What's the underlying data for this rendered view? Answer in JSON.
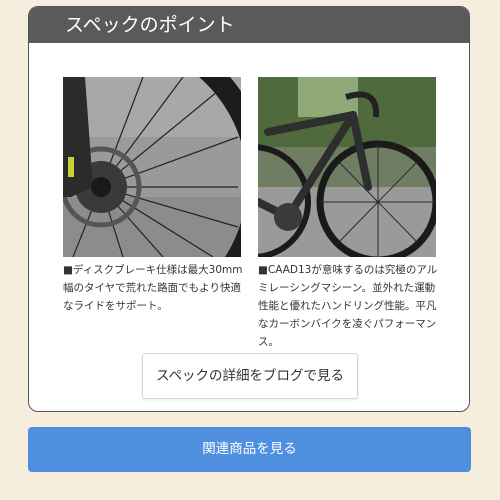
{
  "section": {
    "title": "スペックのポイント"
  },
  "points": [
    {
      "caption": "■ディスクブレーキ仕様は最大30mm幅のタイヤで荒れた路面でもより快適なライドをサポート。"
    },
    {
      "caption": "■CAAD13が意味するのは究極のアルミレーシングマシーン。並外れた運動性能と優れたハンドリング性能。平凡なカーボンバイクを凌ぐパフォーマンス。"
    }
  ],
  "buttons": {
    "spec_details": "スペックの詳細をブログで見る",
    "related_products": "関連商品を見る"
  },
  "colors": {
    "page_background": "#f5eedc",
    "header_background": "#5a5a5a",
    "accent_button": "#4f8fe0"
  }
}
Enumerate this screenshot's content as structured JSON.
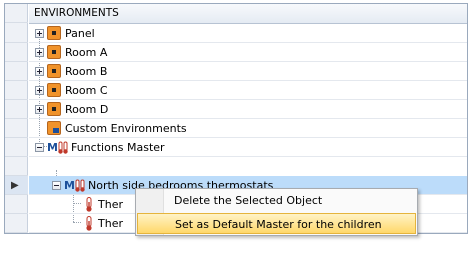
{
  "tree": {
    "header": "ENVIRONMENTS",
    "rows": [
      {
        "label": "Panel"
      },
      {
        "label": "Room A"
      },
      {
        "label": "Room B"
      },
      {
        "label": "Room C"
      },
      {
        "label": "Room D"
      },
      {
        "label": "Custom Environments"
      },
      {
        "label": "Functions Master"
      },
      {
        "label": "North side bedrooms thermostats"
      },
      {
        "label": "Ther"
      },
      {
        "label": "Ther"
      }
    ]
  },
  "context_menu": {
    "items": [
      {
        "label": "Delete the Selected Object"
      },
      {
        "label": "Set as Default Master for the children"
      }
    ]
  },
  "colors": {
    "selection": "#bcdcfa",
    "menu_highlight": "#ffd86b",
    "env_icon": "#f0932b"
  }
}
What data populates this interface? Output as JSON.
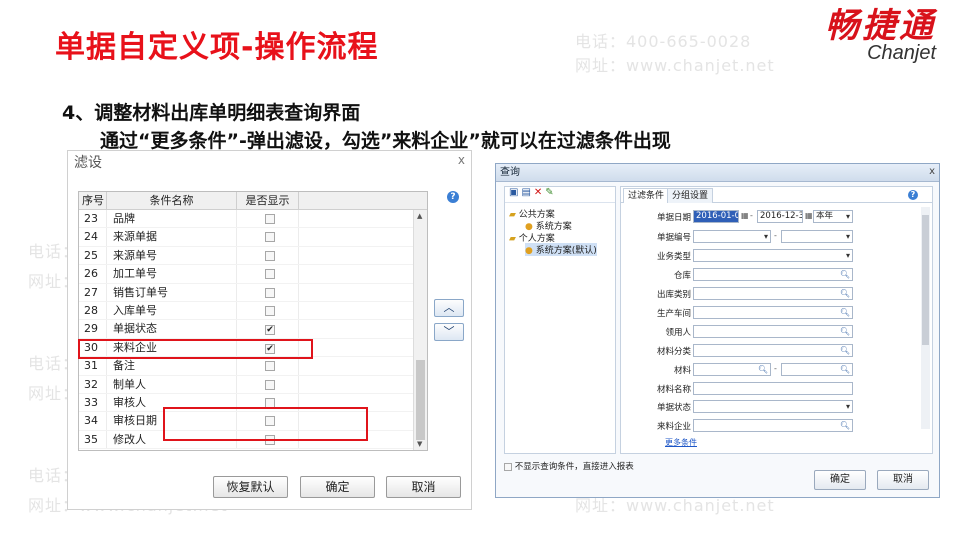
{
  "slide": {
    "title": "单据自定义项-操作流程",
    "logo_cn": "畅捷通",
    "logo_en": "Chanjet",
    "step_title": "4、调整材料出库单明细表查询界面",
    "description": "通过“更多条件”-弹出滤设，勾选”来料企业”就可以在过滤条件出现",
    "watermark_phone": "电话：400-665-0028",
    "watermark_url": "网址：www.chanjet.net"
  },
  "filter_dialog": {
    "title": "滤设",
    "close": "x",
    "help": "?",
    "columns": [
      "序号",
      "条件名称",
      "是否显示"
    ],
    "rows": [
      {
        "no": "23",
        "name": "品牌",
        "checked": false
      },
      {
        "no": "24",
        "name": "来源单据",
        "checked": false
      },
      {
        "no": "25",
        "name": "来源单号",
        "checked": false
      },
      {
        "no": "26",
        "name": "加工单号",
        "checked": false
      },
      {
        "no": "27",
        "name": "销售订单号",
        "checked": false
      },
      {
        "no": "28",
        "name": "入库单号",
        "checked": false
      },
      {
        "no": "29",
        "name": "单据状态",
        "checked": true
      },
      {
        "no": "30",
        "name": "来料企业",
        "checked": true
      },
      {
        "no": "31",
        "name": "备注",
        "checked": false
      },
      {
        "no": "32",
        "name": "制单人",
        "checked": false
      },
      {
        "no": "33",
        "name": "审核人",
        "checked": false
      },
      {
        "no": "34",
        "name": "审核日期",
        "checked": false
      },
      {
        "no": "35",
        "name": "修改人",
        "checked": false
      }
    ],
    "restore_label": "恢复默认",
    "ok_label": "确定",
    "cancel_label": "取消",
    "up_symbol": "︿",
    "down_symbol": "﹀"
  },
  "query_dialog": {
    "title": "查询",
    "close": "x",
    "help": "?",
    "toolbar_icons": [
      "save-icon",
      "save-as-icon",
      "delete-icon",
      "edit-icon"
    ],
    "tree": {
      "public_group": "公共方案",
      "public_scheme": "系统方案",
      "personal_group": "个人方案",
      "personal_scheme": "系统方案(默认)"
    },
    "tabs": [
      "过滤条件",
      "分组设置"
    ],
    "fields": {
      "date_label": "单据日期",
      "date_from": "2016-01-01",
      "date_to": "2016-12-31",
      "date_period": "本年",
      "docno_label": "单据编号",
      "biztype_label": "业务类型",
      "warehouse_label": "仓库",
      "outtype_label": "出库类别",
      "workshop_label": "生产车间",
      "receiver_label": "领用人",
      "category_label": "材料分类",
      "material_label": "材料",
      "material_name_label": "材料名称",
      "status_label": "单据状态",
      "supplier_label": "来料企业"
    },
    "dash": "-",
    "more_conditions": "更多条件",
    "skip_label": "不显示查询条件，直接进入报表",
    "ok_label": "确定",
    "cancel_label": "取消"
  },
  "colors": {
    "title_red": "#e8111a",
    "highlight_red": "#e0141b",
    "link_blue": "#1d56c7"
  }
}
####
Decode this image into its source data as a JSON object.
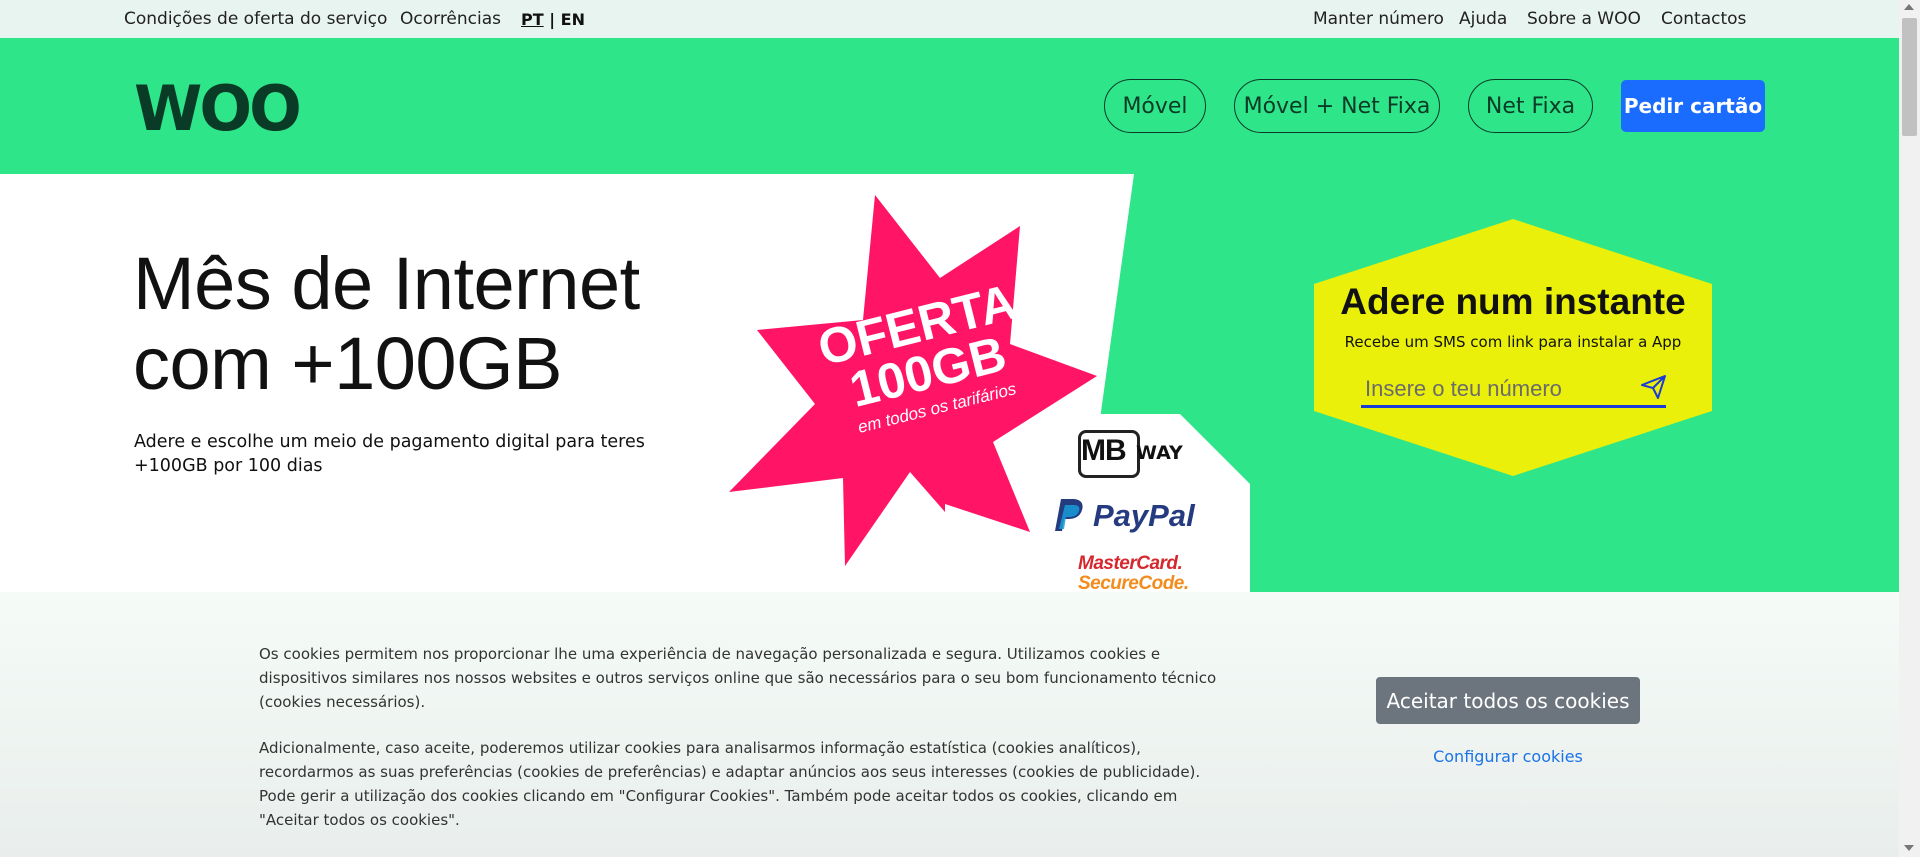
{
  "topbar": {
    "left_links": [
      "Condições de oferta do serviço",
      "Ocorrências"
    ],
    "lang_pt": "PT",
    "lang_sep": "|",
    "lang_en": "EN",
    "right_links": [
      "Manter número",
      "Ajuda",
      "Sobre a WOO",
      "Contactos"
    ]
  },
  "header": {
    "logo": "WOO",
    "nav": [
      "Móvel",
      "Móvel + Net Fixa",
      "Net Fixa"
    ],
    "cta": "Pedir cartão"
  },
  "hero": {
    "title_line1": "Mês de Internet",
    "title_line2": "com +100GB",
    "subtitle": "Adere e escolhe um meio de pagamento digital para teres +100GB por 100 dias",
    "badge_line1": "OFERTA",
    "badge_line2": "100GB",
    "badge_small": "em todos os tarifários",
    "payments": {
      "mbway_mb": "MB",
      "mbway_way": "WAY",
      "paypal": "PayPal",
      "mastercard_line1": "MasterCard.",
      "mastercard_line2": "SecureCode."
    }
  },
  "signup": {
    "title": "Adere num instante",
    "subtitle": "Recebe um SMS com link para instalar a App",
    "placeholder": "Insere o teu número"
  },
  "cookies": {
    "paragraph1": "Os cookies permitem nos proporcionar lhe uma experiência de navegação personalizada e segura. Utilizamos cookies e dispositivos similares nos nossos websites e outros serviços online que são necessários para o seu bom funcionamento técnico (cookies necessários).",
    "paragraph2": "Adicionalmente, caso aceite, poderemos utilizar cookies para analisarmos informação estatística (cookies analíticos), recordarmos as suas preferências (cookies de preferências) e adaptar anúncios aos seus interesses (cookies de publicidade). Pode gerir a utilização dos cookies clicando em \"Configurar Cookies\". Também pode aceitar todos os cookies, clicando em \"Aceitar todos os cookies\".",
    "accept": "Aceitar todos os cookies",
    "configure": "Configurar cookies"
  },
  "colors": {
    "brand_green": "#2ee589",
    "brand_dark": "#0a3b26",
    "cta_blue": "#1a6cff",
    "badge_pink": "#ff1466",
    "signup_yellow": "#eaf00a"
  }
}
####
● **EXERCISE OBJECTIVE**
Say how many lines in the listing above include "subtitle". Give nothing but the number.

● **SOLUTION FOR THIS TASK**
2